That film featured 12 songs all written by Al Kasha and Joel Hirschhorn. Kasha was a New York-born songwriter who had worked in the early days at the Brill Building in New York and has written songs for Aretha Franklin, Neil Diamond, Elvis Presley, Charles Aznavour, Jackie Wilson and Donna Summer. In 1970, he teamed up with another songwriter, Joel Hirschhorn who had also written for Elvis and Roy Orbison. The pair wrote a number of songs from movies and they won two Academy Awards for Best Song: one for The Morning After from The Poseidon Adventure (1973) and the other for We May Never Love Like This Again from The Towering Inferno (1975). For Pete’s Dragon they received two Academy nominations for Best Song Score and Best song for Candle On the Water but lost out to A Little Night Music (Best Original Song Score) and You Light Up My Life from the film of the same name. The pair had also nominated for a Tony award for the 1954 musical Seven Brides for Seven Brothers.

Disney have generally made greats movies and Pete’s Dragon, although slightly under the radar compared to its counterparts, but it’s a heart-warming story. It tells the tale of a young boy called Pete (Sean Marshall) who had been adopted but his parents were brutal towards him and he wanted to escape. He befriends a dragon called Elliott and together the run away and go and live in a lighthouse with its keeper called Lampie (Mickey Rooney) and his daughter, Nora (Helen Reddy) but they were forever trying to avoid Dr. Terminus (Jim Dale) who tries to capture Elliott for medical purposes.

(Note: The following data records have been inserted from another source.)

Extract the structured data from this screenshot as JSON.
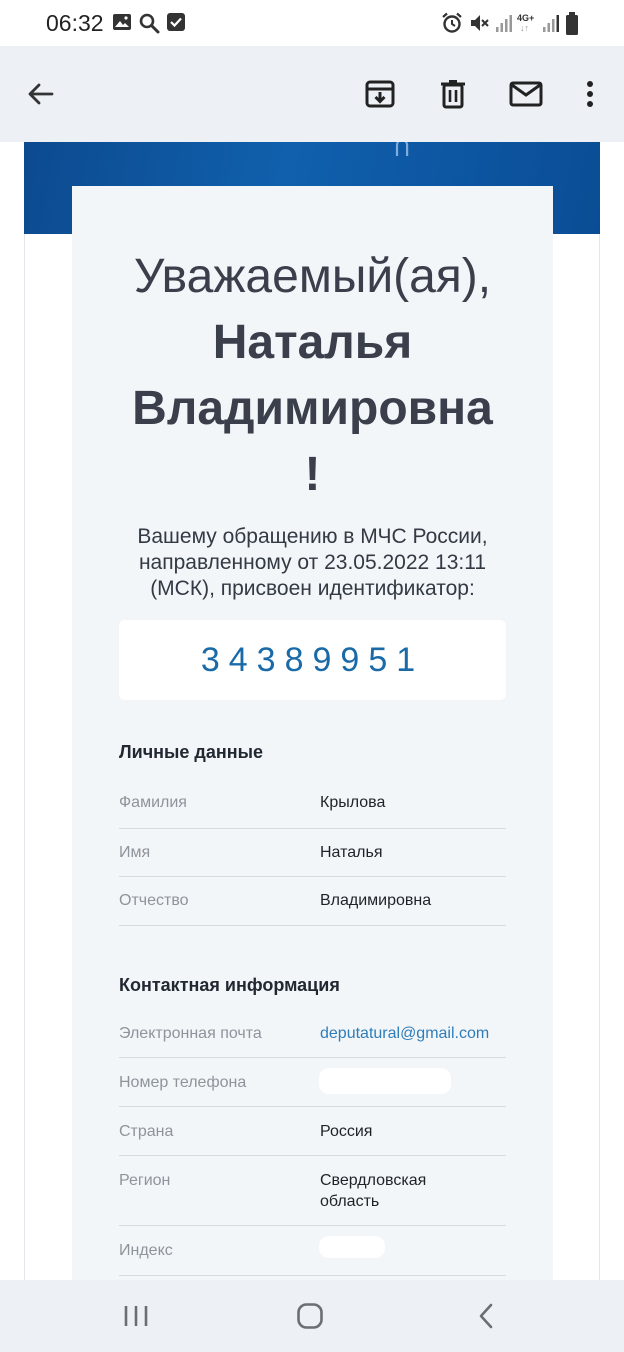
{
  "status_bar": {
    "time": "06:32",
    "network_label": "4G+",
    "left_icons": [
      "gallery-icon",
      "search-icon",
      "checkbox-icon"
    ],
    "right_icons": [
      "alarm-icon",
      "mute-icon",
      "signal-icon",
      "network-4g-icon",
      "signal-icon",
      "battery-icon"
    ]
  },
  "app_bar": {
    "icons": [
      "back-arrow-icon",
      "archive-icon",
      "delete-icon",
      "mail-icon",
      "more-vert-icon"
    ]
  },
  "email": {
    "greeting_line1": "Уважаемый(ая),",
    "greeting_name1": "Наталья",
    "greeting_name2": "Владимировна",
    "greeting_exclaim": "!",
    "intro_line1": "Вашему обращению в МЧС России,",
    "intro_line2": "направленному от 23.05.2022 13:11",
    "intro_line3": "(МСК), присвоен идентификатор:",
    "identifier": "34389951",
    "personal": {
      "title": "Личные данные",
      "rows": [
        {
          "label": "Фамилия",
          "value": "Крылова"
        },
        {
          "label": "Имя",
          "value": "Наталья"
        },
        {
          "label": "Отчество",
          "value": "Владимировна"
        }
      ]
    },
    "contact": {
      "title": "Контактная информация",
      "rows": [
        {
          "label": "Электронная почта",
          "value": "deputatural@gmail.com"
        },
        {
          "label": "Номер телефона",
          "value": ""
        },
        {
          "label": "Страна",
          "value": "Россия"
        },
        {
          "label": "Регион",
          "value_line1": "Свердловская",
          "value_line2": "область"
        },
        {
          "label": "Индекс",
          "value": ""
        }
      ]
    }
  },
  "nav_bar": {
    "icons": [
      "recent-apps-icon",
      "home-icon",
      "back-icon"
    ]
  },
  "colors": {
    "banner_blue": "#0d57a3",
    "identifier_blue": "#1a6aa8",
    "link_blue": "#2f7db8",
    "card_background": "#f3f6f9"
  }
}
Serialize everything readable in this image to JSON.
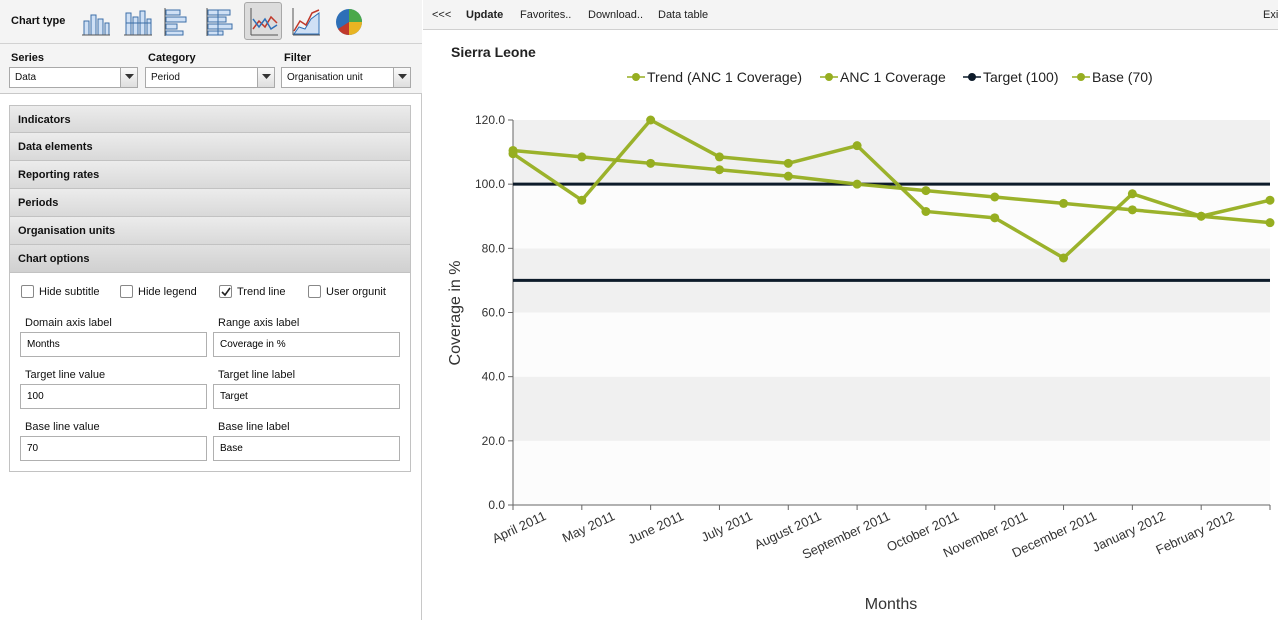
{
  "left_panel": {
    "chart_type_label": "Chart type",
    "chart_types": [
      {
        "icon": "column-chart-icon"
      },
      {
        "icon": "stacked-column-chart-icon"
      },
      {
        "icon": "bar-chart-icon"
      },
      {
        "icon": "stacked-bar-chart-icon"
      },
      {
        "icon": "line-chart-icon",
        "active": true
      },
      {
        "icon": "area-chart-icon"
      },
      {
        "icon": "pie-chart-icon"
      }
    ],
    "series": {
      "label": "Series",
      "value": "Data"
    },
    "category": {
      "label": "Category",
      "value": "Period"
    },
    "filter": {
      "label": "Filter",
      "value": "Organisation unit"
    },
    "sections": [
      "Indicators",
      "Data elements",
      "Reporting rates",
      "Periods",
      "Organisation units",
      "Chart options"
    ],
    "chart_options": {
      "checkboxes": [
        {
          "label": "Hide subtitle",
          "checked": false
        },
        {
          "label": "Hide legend",
          "checked": false
        },
        {
          "label": "Trend line",
          "checked": true
        },
        {
          "label": "User orgunit",
          "checked": false
        }
      ],
      "domain_axis_label": {
        "label": "Domain axis label",
        "value": "Months"
      },
      "range_axis_label": {
        "label": "Range axis label",
        "value": "Coverage in %"
      },
      "target_line_value": {
        "label": "Target line value",
        "value": "100"
      },
      "target_line_label": {
        "label": "Target line label",
        "value": "Target"
      },
      "base_line_value": {
        "label": "Base line value",
        "value": "70"
      },
      "base_line_label": {
        "label": "Base line label",
        "value": "Base"
      }
    }
  },
  "toolbar": {
    "collapse": "<<<",
    "update": "Update",
    "favorites": "Favorites..",
    "download": "Download..",
    "data_table": "Data table",
    "exit": "Exi"
  },
  "colors": {
    "accent": "#96ae20",
    "target": "#0d1b2a",
    "band": "#f0f0f0"
  },
  "chart_data": {
    "type": "line",
    "title": "Sierra Leone",
    "xlabel": "Months",
    "ylabel": "Coverage in %",
    "ylim": [
      0,
      120
    ],
    "yticks": [
      "0.0",
      "20.0",
      "40.0",
      "60.0",
      "80.0",
      "100.0",
      "120.0"
    ],
    "grid": "horizontal bands",
    "legend": "top-center",
    "categories": [
      "April 2011",
      "May 2011",
      "June 2011",
      "July 2011",
      "August 2011",
      "September 2011",
      "October 2011",
      "November 2011",
      "December 2011",
      "January 2012",
      "February 2012"
    ],
    "series": [
      {
        "name": "Trend (ANC 1 Coverage)",
        "values": [
          110.5,
          108.5,
          106.5,
          104.5,
          102.5,
          100.0,
          98.0,
          96.0,
          94.0,
          92.0,
          90.0,
          88.0
        ]
      },
      {
        "name": "ANC 1 Coverage",
        "values": [
          109.5,
          95.0,
          120.0,
          108.5,
          106.5,
          112.0,
          91.5,
          89.5,
          77.0,
          97.0,
          90.0,
          95.0
        ]
      },
      {
        "name": "Target (100)",
        "values": [
          100,
          100,
          100,
          100,
          100,
          100,
          100,
          100,
          100,
          100,
          100,
          100
        ]
      },
      {
        "name": "Base (70)",
        "values": [
          70,
          70,
          70,
          70,
          70,
          70,
          70,
          70,
          70,
          70,
          70,
          70
        ]
      }
    ]
  }
}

Nora had become engaged to Paul (Cal Bartlett) but he was lost at sea for well over a year and presumed dead but Nora held on firmly to her beliefs that one day he would return but her father has a go at her telling her that he’s gone and is not coming back. Realising his outburst had upset her, he apologised and left the room. Nora then goes out onto the lighthouse balcony and sings Candle on the Water whilst gazing out on the ocean to re-assure Paul, if he would hear her, that she was still there waiting for him.

The song is all about giving hope; its opening verse goes, ‘I’ll be your candle on the water, my love for you will always burn. I know you’re lost and drifting, but the clouds are lifting. Don’t give up, you have somewhere to turn.’ These words clearly resonate with people who have lost loved one but not necessarily at sea. The third verse begins, ‘A cold and friendless tide has found you, don’t let the stormy darkness pull you down” with the song concluding, ‘Here’s my hand so take it, look for me, reaching out to show, As sure as rivers flow, I’ll never let you go.’ The song has a certain spiritual feel to it and Reddy later claimed that the songwriters had said to her that they, “deliberately placed religious and spiritual symbols within the song.”

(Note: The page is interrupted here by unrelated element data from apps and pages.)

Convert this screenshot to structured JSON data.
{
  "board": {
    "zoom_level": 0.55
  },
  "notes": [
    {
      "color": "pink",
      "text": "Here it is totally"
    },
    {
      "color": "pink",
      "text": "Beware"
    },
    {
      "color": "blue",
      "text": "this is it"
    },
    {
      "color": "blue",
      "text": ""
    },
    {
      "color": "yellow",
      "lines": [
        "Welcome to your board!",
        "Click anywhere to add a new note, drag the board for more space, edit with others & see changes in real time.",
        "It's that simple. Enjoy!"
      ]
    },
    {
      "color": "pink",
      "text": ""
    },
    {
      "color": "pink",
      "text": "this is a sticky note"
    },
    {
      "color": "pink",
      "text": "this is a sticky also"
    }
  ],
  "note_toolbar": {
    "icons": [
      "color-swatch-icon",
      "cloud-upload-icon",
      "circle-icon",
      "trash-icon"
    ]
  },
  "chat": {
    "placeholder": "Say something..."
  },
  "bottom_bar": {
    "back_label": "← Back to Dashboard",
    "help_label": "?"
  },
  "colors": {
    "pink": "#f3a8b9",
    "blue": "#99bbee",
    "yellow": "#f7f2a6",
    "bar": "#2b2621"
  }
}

After Helen’s hits dried up in the late 70s, her film career continued making cameo appearances in Disorderlies (1987) and The Perfect Host (2010). She became a naturalised American in 1974 and as a resident in California she took an interest in community affairs so much so that in 1977 the then-Governor of California, Jerry Brown, appointed her Commissioner of Parks and Recreation which she served three years.

In her 70s she suffered from Addison’s disease and dementia and died in September 2020 at the age of 78.